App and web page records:
[Start of section]

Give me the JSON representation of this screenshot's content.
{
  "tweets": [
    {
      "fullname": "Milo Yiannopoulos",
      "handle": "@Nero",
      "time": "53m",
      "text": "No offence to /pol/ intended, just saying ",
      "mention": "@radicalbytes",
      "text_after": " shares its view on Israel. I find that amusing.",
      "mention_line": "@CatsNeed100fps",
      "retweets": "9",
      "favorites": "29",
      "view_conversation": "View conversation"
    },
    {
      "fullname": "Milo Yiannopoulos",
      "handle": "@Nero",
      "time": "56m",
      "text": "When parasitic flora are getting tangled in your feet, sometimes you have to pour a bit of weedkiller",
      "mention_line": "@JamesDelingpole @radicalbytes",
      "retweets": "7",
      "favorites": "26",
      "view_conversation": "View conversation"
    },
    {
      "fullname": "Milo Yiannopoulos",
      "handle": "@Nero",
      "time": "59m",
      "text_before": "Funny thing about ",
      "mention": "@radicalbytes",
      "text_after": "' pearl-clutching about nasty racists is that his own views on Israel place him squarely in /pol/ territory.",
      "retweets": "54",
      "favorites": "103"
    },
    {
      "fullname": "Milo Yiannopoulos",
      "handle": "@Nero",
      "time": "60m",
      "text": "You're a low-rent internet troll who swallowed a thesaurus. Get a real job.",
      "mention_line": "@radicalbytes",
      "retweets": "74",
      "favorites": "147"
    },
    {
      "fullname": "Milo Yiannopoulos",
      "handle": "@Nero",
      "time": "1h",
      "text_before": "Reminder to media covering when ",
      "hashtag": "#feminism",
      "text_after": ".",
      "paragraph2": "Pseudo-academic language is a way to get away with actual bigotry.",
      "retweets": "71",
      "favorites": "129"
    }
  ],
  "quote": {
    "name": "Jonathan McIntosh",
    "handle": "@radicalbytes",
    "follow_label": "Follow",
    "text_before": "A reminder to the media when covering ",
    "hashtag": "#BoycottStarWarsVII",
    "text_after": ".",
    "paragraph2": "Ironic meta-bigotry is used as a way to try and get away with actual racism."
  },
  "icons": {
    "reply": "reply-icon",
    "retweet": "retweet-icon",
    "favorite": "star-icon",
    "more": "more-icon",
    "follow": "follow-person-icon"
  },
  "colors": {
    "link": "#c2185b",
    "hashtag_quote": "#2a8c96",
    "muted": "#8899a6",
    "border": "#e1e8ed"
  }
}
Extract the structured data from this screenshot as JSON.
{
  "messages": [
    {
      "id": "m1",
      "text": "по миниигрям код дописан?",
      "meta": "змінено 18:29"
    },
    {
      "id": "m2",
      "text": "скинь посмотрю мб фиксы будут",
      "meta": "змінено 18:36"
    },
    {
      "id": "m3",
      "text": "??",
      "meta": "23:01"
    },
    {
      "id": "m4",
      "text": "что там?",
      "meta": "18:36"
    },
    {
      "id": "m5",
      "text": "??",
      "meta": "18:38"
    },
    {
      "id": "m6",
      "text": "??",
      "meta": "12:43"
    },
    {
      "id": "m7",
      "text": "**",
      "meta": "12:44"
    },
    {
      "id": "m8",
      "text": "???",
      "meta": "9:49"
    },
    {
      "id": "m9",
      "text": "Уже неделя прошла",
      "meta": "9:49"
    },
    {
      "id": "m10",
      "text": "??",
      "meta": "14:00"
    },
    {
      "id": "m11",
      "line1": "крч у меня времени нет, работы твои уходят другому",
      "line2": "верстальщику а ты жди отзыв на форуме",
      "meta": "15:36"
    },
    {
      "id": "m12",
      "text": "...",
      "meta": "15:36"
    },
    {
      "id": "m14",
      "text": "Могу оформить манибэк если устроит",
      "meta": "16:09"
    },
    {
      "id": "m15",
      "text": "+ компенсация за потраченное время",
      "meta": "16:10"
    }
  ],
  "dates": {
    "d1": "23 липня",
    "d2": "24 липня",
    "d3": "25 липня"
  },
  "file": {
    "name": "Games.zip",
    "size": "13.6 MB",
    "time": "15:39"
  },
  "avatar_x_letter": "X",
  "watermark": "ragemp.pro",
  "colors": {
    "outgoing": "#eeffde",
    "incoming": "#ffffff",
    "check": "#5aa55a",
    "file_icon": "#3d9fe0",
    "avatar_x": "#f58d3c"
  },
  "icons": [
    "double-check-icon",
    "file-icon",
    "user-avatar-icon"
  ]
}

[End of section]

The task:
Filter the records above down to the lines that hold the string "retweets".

Exercise output:
      "retweets": "9",
      "retweets": "7",
      "retweets": "54",
      "retweets": "74",
      "retweets": "71",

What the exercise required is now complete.